This has happened to me more than once, and one time, shopping for a large buffet that I would be preparing for that day (and the next) had gone into Safeways (as it was then) to collect what I needed, and during the previous night, there had been that dreaded change-around.  I had a long list of foods to purchase and was at a complete loss as to where most of them were.  After about half an hour and only part of my order complete,I went to the manager, showed him my list and told him I hadn't time to play 'hunt and seek', shoved my trolley at him and told him to go and replace the items on the shelves, and was now going to purchase everything from Sainsbury's as there I would know where everything was.  I also wrote to head office to complain, and it did seem soon after foods tended to stay on the same shelves (or at least close by in the same aisle) in all stores, mainly because customers HAD begun to complain about this 'moving around'. 

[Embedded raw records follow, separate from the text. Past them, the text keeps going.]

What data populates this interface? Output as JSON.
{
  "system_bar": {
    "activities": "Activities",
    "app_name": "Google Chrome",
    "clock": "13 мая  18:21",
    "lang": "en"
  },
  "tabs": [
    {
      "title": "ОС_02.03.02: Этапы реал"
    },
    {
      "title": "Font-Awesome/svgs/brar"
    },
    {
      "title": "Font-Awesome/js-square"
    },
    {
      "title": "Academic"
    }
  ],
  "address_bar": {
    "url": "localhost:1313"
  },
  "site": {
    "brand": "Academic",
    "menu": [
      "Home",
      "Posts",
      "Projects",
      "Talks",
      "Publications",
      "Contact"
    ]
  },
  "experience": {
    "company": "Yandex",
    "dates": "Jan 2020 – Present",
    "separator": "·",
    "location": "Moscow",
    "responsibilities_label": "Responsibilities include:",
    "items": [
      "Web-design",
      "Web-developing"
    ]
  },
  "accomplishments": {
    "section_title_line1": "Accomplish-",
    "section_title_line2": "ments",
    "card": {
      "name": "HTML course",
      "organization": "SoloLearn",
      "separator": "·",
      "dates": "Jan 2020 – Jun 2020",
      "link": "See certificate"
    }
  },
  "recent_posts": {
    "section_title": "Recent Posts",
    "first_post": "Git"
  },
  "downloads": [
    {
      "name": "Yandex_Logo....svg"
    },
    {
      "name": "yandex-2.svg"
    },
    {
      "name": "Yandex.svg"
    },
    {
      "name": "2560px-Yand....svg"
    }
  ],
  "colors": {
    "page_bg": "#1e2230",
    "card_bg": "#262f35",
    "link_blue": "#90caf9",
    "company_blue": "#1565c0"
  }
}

Funny how one thing leads to another.  There was I chatting about politics, and this led me to talking about food.   As if I want to talk about much else, but sometimes even a woman (that's me folks) can be a little less 'domestic' and more 'worldly'. Or should I know my place?

My place seems firmly set in the Goode kitchen, with a respite in the living room sitting in my chair watching TV (but even that is mostly cookery progs.).  Have taken a liking to watching Anna Olsen's series on baking (Food Network) as particularly like her way of taking a basic recipe, showing us how to make/bake this, and then she moves on to show other ways to improve, ending with something really spectacular.  This is something UK cooks should do - show us how to make a basic (pref savoury) dish, then demonstrate how to improve it, and finally serve it 'gourmet style'.

Have a busy week ahead of me as have several trips 'out' (surgery, kitchen shop, supermarket...) then time taken by Norma the Hair tomorrow (instead of Thursday as she can't then do it), and not sure yet whether I'll be taking 'time off' to watch the funeral on Wednesday.  Maybe I should, out of respect, but am a bit afraid there might be trouble 'en route', and don't wish to see any of that.
So any time I have left I'll be busy doing 'cooking and chores'.

One recipe today, a simple one but the type that helps to put a bit more 'life' into what could be a rather bland dish.  Serve this with something simple as steamed white fish, or a slender chicken 'escalope'.
Spiced Rice:  serves 4
5 oz (150g) easy-cook long-grain rice
1 tblsp curry powder (or curry paste)
2 oz (50g) frozen peas
half a red bell pepper, diced
Put the rice, curry powder (or paste), peas, and pepper into a pan of boiling water, then simmer for 10 minutes or until the rice is just tender.  Drain well, then serve with what you will.

Another windy day, but brightening up so hopefully no rain.  The buds on the lilac bush are now very visible, but still no sign of any on our apple tree.  Normally, this time of year trees are beginning to show spring growth, and look really lovely.  If it wasn't for the spring bulbs, and now the forsythia flowering, you would think it was still winter.

Despite being busy, will return each day this week to meet up with you for our daily 'get-together', although my blog may be shorter than normal.  Much depends on what time I wake each morning.  Keep those comments coming, and I'll make sure of finding time to answer any queries.  TTFN.